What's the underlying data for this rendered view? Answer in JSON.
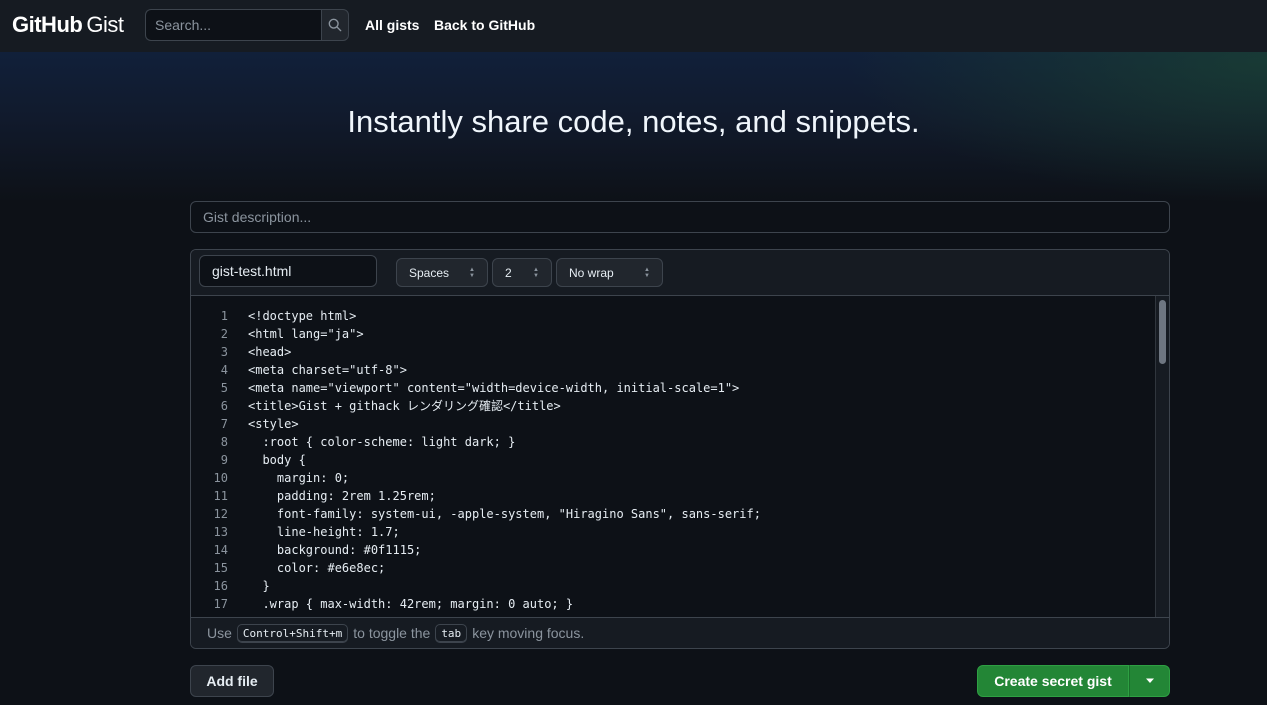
{
  "header": {
    "logo_brand": "GitHub",
    "logo_product": "Gist",
    "search_placeholder": "Search...",
    "nav": [
      "All gists",
      "Back to GitHub"
    ]
  },
  "hero": {
    "title": "Instantly share code, notes, and snippets."
  },
  "description": {
    "placeholder": "Gist description..."
  },
  "file": {
    "filename": "gist-test.html",
    "indent_mode": "Spaces",
    "indent_size": "2",
    "wrap_mode": "No wrap",
    "lines": [
      {
        "n": "1",
        "text": "<!doctype html>"
      },
      {
        "n": "2",
        "text": "<html lang=\"ja\">"
      },
      {
        "n": "3",
        "text": "<head>"
      },
      {
        "n": "4",
        "text": "<meta charset=\"utf-8\">"
      },
      {
        "n": "5",
        "text": "<meta name=\"viewport\" content=\"width=device-width, initial-scale=1\">"
      },
      {
        "n": "6",
        "text": "<title>Gist + githack レンダリング確認</title>"
      },
      {
        "n": "7",
        "text": "<style>"
      },
      {
        "n": "8",
        "text": "  :root { color-scheme: light dark; }"
      },
      {
        "n": "9",
        "text": "  body {"
      },
      {
        "n": "10",
        "text": "    margin: 0;"
      },
      {
        "n": "11",
        "text": "    padding: 2rem 1.25rem;"
      },
      {
        "n": "12",
        "text": "    font-family: system-ui, -apple-system, \"Hiragino Sans\", sans-serif;"
      },
      {
        "n": "13",
        "text": "    line-height: 1.7;"
      },
      {
        "n": "14",
        "text": "    background: #0f1115;"
      },
      {
        "n": "15",
        "text": "    color: #e6e8ec;"
      },
      {
        "n": "16",
        "text": "  }"
      },
      {
        "n": "17",
        "text": "  .wrap { max-width: 42rem; margin: 0 auto; }"
      }
    ],
    "footer": {
      "prefix": "Use",
      "shortcut": "Control+Shift+m",
      "middle": "to toggle the",
      "key": "tab",
      "suffix": "key moving focus."
    }
  },
  "actions": {
    "add_file": "Add file",
    "create": "Create secret gist"
  },
  "colors": {
    "background": "#0d1117",
    "header": "#161b22",
    "primary_button": "#238636",
    "border": "#3d444d"
  }
}
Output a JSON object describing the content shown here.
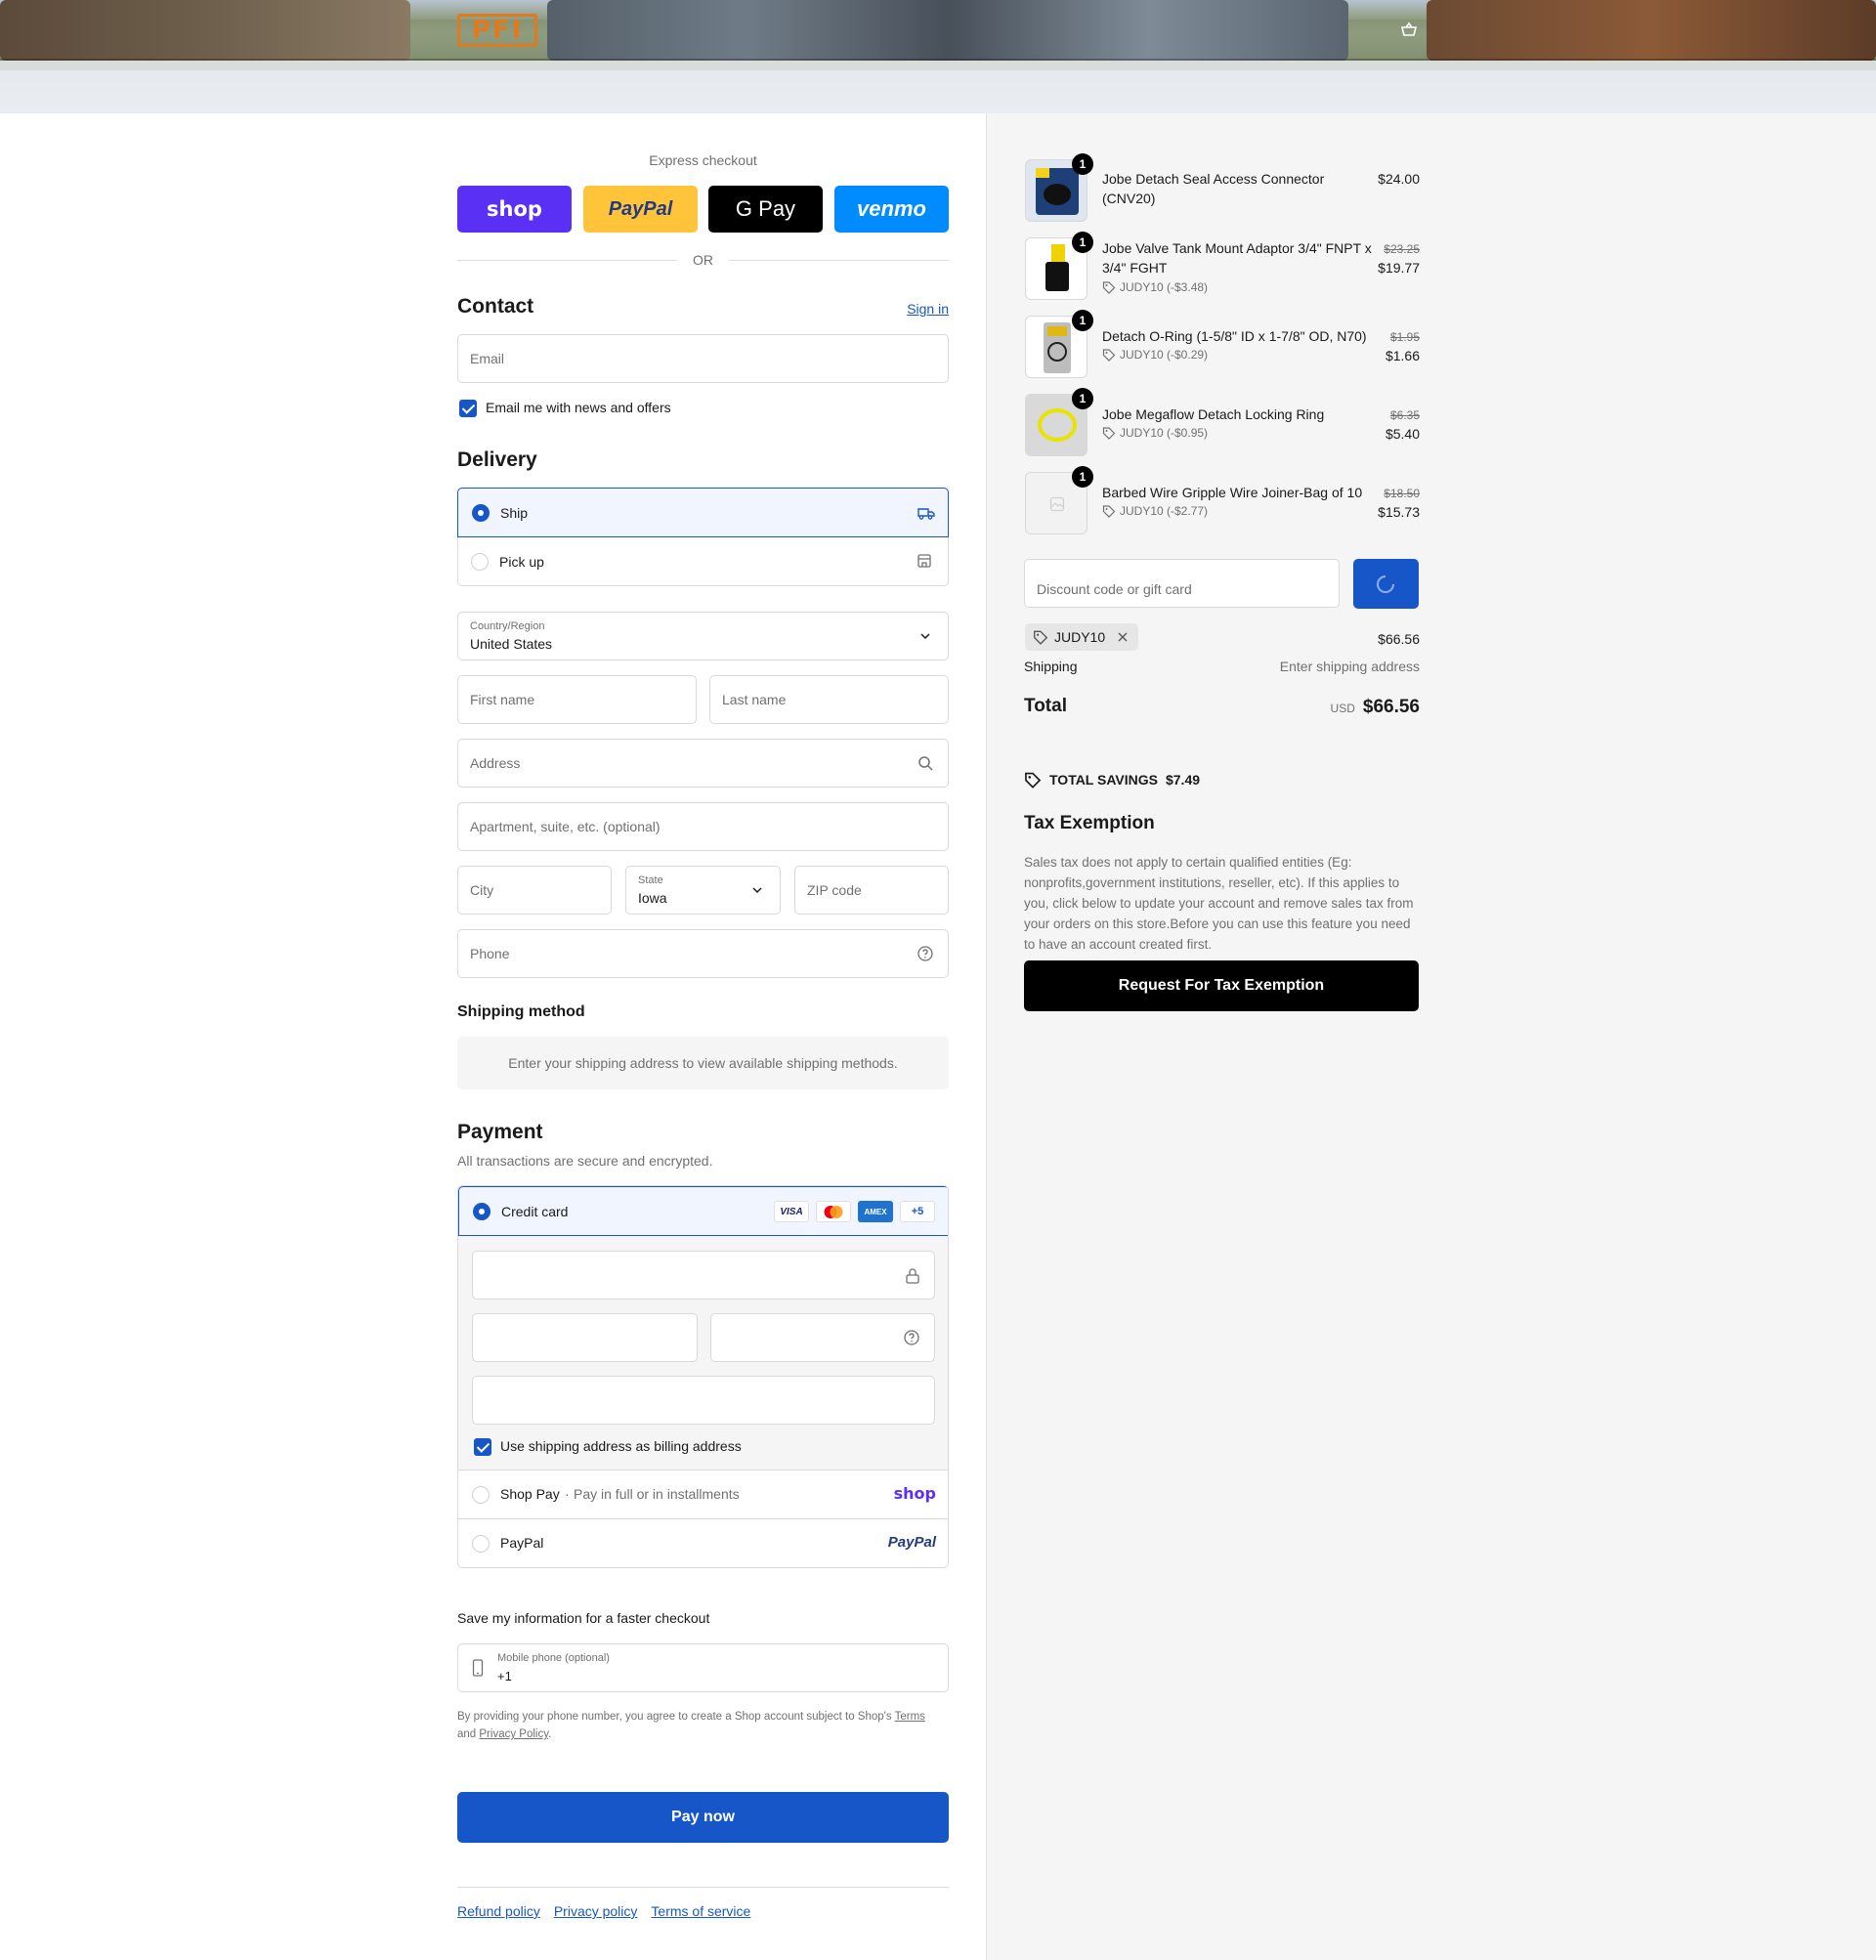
{
  "header": {
    "logo_text": "PFI"
  },
  "express": {
    "label": "Express checkout",
    "buttons": [
      {
        "label": "shop",
        "bg": "#5a31f4"
      },
      {
        "label": "PayPal",
        "bg": "#ffc439"
      },
      {
        "label": "G Pay",
        "bg": "#000000"
      },
      {
        "label": "venmo",
        "bg": "#008cff"
      }
    ],
    "or": "OR"
  },
  "contact": {
    "title": "Contact",
    "sign_in": "Sign in",
    "email_placeholder": "Email",
    "news_label": "Email me with news and offers"
  },
  "delivery": {
    "title": "Delivery",
    "options": [
      {
        "label": "Ship"
      },
      {
        "label": "Pick up"
      }
    ],
    "country_label": "Country/Region",
    "country_value": "United States",
    "first_name": "First name",
    "last_name": "Last name",
    "address": "Address",
    "apartment": "Apartment, suite, etc. (optional)",
    "city": "City",
    "state_label": "State",
    "state_value": "Iowa",
    "zip": "ZIP code",
    "phone": "Phone"
  },
  "shipping_method": {
    "title": "Shipping method",
    "message": "Enter your shipping address to view available shipping methods."
  },
  "payment": {
    "title": "Payment",
    "subtitle": "All transactions are secure and encrypted.",
    "credit_card": "Credit card",
    "cards": [
      "VISA",
      "MC",
      "AMEX",
      "+5"
    ],
    "billing_label": "Use shipping address as billing address",
    "shop_pay": "Shop Pay",
    "shop_pay_note": "Pay in full or in installments",
    "shop_logo": "shop",
    "paypal": "PayPal",
    "paypal_logo": "PayPal"
  },
  "save_info": {
    "title": "Save my information for a faster checkout",
    "mobile_label": "Mobile phone (optional)",
    "mobile_value": "+1",
    "legal_prefix": "By providing your phone number, you agree to create a Shop account subject to Shop's",
    "terms": "Terms",
    "and": "and",
    "privacy": "Privacy Policy",
    "period": "."
  },
  "pay_button": "Pay now",
  "footer_links": [
    "Refund policy",
    "Privacy policy",
    "Terms of service"
  ],
  "items": [
    {
      "qty": "1",
      "name": "Jobe Detach Seal Access Connector (CNV20)",
      "price": "$24.00"
    },
    {
      "qty": "1",
      "name": "Jobe Valve Tank Mount Adaptor 3/4\" FNPT x 3/4\" FGHT",
      "discount": "JUDY10 (-$3.48)",
      "old_price": "$23.25",
      "price": "$19.77"
    },
    {
      "qty": "1",
      "name": "Detach O-Ring (1-5/8\" ID x 1-7/8\" OD, N70)",
      "discount": "JUDY10 (-$0.29)",
      "old_price": "$1.95",
      "price": "$1.66"
    },
    {
      "qty": "1",
      "name": "Jobe Megaflow Detach Locking Ring",
      "discount": "JUDY10 (-$0.95)",
      "old_price": "$6.35",
      "price": "$5.40"
    },
    {
      "qty": "1",
      "name": "Barbed Wire Gripple Wire Joiner-Bag of 10",
      "discount": "JUDY10 (-$2.77)",
      "old_price": "$18.50",
      "price": "$15.73"
    }
  ],
  "summary": {
    "discount_placeholder": "Discount code or gift card",
    "code": "JUDY10",
    "subtotal": "$66.56",
    "shipping_label": "Shipping",
    "shipping_value": "Enter shipping address",
    "total_label": "Total",
    "currency": "USD",
    "total": "$66.56",
    "savings_label": "TOTAL SAVINGS",
    "savings_value": "$7.49"
  },
  "tax": {
    "title": "Tax Exemption",
    "text": "Sales tax does not apply to certain qualified entities (Eg: nonprofits,government institutions, reseller, etc). If this applies to you, click below to update your account and remove sales tax from your orders on this store.Before you can use this feature you need to have an account created first.",
    "button": "Request For Tax Exemption"
  },
  "colors": {
    "accent": "#1756c8",
    "panel": "#f5f5f5"
  }
}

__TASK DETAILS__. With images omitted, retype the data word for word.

__OUTPUT__.
What's the underlying data for this rendered view? Answer in JSON.
{
  "header": {
    "logo_brand": "GitHub",
    "logo_product": "Gist",
    "search_placeholder": "Search...",
    "nav": [
      "All gists",
      "Back to GitHub"
    ]
  },
  "hero": {
    "title": "Instantly share code, notes, and snippets."
  },
  "description": {
    "placeholder": "Gist description..."
  },
  "file": {
    "filename": "gist-test.html",
    "indent_mode": "Spaces",
    "indent_size": "2",
    "wrap_mode": "No wrap",
    "lines": [
      {
        "n": "1",
        "text": "<!doctype html>"
      },
      {
        "n": "2",
        "text": "<html lang=\"ja\">"
      },
      {
        "n": "3",
        "text": "<head>"
      },
      {
        "n": "4",
        "text": "<meta charset=\"utf-8\">"
      },
      {
        "n": "5",
        "text": "<meta name=\"viewport\" content=\"width=device-width, initial-scale=1\">"
      },
      {
        "n": "6",
        "text": "<title>Gist + githack レンダリング確認</title>"
      },
      {
        "n": "7",
        "text": "<style>"
      },
      {
        "n": "8",
        "text": "  :root { color-scheme: light dark; }"
      },
      {
        "n": "9",
        "text": "  body {"
      },
      {
        "n": "10",
        "text": "    margin: 0;"
      },
      {
        "n": "11",
        "text": "    padding: 2rem 1.25rem;"
      },
      {
        "n": "12",
        "text": "    font-family: system-ui, -apple-system, \"Hiragino Sans\", sans-serif;"
      },
      {
        "n": "13",
        "text": "    line-height: 1.7;"
      },
      {
        "n": "14",
        "text": "    background: #0f1115;"
      },
      {
        "n": "15",
        "text": "    color: #e6e8ec;"
      },
      {
        "n": "16",
        "text": "  }"
      },
      {
        "n": "17",
        "text": "  .wrap { max-width: 42rem; margin: 0 auto; }"
      }
    ],
    "footer": {
      "prefix": "Use",
      "shortcut": "Control+Shift+m",
      "middle": "to toggle the",
      "key": "tab",
      "suffix": "key moving focus."
    }
  },
  "actions": {
    "add_file": "Add file",
    "create": "Create secret gist"
  },
  "colors": {
    "background": "#0d1117",
    "header": "#161b22",
    "primary_button": "#238636",
    "border": "#3d444d"
  }
}
Output a JSON object describing the content shown here.
{
  "header": {
    "logo_text": "PFI"
  },
  "express": {
    "label": "Express checkout",
    "buttons": [
      {
        "label": "shop",
        "bg": "#5a31f4"
      },
      {
        "label": "PayPal",
        "bg": "#ffc439"
      },
      {
        "label": "G Pay",
        "bg": "#000000"
      },
      {
        "label": "venmo",
        "bg": "#008cff"
      }
    ],
    "or": "OR"
  },
  "contact": {
    "title": "Contact",
    "sign_in": "Sign in",
    "email_placeholder": "Email",
    "news_label": "Email me with news and offers"
  },
  "delivery": {
    "title": "Delivery",
    "options": [
      {
        "label": "Ship"
      },
      {
        "label": "Pick up"
      }
    ],
    "country_label": "Country/Region",
    "country_value": "United States",
    "first_name": "First name",
    "last_name": "Last name",
    "address": "Address",
    "apartment": "Apartment, suite, etc. (optional)",
    "city": "City",
    "state_label": "State",
    "state_value": "Iowa",
    "zip": "ZIP code",
    "phone": "Phone"
  },
  "shipping_method": {
    "title": "Shipping method",
    "message": "Enter your shipping address to view available shipping methods."
  },
  "payment": {
    "title": "Payment",
    "subtitle": "All transactions are secure and encrypted.",
    "credit_card": "Credit card",
    "cards": [
      "VISA",
      "MC",
      "AMEX",
      "+5"
    ],
    "billing_label": "Use shipping address as billing address",
    "shop_pay": "Shop Pay",
    "shop_pay_note": "Pay in full or in installments",
    "shop_logo": "shop",
    "paypal": "PayPal",
    "paypal_logo": "PayPal"
  },
  "save_info": {
    "title": "Save my information for a faster checkout",
    "mobile_label": "Mobile phone (optional)",
    "mobile_value": "+1",
    "legal_prefix": "By providing your phone number, you agree to create a Shop account subject to Shop's",
    "terms": "Terms",
    "and": "and",
    "privacy": "Privacy Policy",
    "period": "."
  },
  "pay_button": "Pay now",
  "footer_links": [
    "Refund policy",
    "Privacy policy",
    "Terms of service"
  ],
  "items": [
    {
      "qty": "1",
      "name": "Jobe Detach Seal Access Connector (CNV20)",
      "price": "$24.00"
    },
    {
      "qty": "1",
      "name": "Jobe Valve Tank Mount Adaptor 3/4\" FNPT x 3/4\" FGHT",
      "discount": "JUDY10 (-$3.48)",
      "old_price": "$23.25",
      "price": "$19.77"
    },
    {
      "qty": "1",
      "name": "Detach O-Ring (1-5/8\" ID x 1-7/8\" OD, N70)",
      "discount": "JUDY10 (-$0.29)",
      "old_price": "$1.95",
      "price": "$1.66"
    },
    {
      "qty": "1",
      "name": "Jobe Megaflow Detach Locking Ring",
      "discount": "JUDY10 (-$0.95)",
      "old_price": "$6.35",
      "price": "$5.40"
    },
    {
      "qty": "1",
      "name": "Barbed Wire Gripple Wire Joiner-Bag of 10",
      "discount": "JUDY10 (-$2.77)",
      "old_price": "$18.50",
      "price": "$15.73"
    }
  ],
  "summary": {
    "discount_placeholder": "Discount code or gift card",
    "code": "JUDY10",
    "subtotal": "$66.56",
    "shipping_label": "Shipping",
    "shipping_value": "Enter shipping address",
    "total_label": "Total",
    "currency": "USD",
    "total": "$66.56",
    "savings_label": "TOTAL SAVINGS",
    "savings_value": "$7.49"
  },
  "tax": {
    "title": "Tax Exemption",
    "text": "Sales tax does not apply to certain qualified entities (Eg: nonprofits,government institutions, reseller, etc). If this applies to you, click below to update your account and remove sales tax from your orders on this store.Before you can use this feature you need to have an account created first.",
    "button": "Request For Tax Exemption"
  },
  "colors": {
    "accent": "#1756c8",
    "panel": "#f5f5f5"
  }
}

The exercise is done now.